Report only how many lines in the material contain "label".

◆ ◆ ◆

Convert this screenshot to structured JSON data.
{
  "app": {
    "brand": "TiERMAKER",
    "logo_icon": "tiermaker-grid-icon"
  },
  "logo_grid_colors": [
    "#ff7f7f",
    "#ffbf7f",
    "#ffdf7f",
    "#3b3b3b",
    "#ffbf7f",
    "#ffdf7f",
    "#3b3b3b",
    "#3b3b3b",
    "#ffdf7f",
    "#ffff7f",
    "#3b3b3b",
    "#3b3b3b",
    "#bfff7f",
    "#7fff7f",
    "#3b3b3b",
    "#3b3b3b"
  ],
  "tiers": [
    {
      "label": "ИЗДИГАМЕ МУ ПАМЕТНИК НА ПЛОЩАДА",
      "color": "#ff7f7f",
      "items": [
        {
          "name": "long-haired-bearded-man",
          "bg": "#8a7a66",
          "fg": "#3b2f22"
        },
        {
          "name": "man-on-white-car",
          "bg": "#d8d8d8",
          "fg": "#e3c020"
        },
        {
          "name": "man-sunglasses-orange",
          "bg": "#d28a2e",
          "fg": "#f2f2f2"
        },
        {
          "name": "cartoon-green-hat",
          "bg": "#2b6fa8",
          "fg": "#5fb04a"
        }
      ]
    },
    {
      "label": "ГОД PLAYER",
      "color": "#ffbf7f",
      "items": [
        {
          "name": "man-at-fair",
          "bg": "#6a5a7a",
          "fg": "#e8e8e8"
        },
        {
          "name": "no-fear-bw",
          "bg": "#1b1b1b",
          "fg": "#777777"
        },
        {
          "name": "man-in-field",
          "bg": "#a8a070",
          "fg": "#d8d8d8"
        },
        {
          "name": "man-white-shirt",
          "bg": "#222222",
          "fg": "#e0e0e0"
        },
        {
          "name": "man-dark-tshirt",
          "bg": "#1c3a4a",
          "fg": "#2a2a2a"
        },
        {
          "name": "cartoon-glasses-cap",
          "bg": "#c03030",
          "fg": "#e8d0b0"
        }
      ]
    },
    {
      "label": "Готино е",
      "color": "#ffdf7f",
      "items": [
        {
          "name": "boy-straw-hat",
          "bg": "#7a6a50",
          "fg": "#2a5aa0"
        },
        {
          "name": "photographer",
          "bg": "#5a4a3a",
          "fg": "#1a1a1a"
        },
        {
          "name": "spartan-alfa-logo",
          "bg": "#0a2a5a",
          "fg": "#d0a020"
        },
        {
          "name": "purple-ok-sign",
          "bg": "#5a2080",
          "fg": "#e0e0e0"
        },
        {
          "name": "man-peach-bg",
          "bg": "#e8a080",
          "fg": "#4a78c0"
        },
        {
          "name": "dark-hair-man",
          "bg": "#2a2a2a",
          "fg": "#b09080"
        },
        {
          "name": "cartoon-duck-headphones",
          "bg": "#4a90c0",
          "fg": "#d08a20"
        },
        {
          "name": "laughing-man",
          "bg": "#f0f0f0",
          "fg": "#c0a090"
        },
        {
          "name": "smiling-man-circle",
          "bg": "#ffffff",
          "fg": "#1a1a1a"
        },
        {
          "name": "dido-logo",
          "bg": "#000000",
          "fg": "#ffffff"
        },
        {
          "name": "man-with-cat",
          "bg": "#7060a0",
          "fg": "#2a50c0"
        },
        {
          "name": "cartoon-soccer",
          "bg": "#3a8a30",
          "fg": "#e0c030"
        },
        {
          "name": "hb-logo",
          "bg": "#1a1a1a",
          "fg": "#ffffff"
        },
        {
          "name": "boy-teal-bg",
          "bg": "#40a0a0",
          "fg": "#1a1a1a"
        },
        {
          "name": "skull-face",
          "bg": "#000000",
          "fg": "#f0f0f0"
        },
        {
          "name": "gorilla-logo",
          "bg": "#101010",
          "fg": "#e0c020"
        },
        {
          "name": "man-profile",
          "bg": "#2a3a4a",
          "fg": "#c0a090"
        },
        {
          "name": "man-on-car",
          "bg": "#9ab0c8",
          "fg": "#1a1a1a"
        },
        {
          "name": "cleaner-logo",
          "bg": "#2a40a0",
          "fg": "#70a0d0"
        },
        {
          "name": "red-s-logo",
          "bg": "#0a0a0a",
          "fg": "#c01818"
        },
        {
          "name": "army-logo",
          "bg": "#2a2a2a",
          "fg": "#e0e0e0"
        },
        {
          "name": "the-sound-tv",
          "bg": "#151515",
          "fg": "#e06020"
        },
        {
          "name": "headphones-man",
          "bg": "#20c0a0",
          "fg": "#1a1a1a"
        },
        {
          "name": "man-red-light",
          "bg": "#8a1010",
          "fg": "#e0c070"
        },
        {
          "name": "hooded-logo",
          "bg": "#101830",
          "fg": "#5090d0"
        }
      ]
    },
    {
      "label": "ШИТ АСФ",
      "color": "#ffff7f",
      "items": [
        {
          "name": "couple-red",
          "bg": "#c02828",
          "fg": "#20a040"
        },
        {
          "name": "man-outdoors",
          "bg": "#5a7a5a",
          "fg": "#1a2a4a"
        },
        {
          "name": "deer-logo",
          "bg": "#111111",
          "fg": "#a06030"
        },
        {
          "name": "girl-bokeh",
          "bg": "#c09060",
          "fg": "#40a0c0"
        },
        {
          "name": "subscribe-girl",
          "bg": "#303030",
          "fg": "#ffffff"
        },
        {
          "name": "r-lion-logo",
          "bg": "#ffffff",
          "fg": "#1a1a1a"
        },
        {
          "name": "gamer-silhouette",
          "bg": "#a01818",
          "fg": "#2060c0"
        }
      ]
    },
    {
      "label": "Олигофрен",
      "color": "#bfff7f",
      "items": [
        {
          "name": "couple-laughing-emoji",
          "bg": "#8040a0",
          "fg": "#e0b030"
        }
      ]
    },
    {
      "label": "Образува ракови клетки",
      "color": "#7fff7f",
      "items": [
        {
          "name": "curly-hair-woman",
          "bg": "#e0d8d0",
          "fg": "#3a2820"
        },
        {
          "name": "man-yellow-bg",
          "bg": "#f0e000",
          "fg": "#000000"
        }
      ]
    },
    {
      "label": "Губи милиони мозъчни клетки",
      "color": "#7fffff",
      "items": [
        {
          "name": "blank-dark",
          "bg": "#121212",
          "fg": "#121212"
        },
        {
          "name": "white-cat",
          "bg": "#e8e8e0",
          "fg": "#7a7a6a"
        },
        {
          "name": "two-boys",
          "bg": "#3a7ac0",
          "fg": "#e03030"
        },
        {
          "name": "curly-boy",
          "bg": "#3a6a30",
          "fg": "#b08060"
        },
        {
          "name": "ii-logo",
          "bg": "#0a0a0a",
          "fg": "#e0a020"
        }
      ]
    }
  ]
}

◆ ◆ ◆

## Reply
7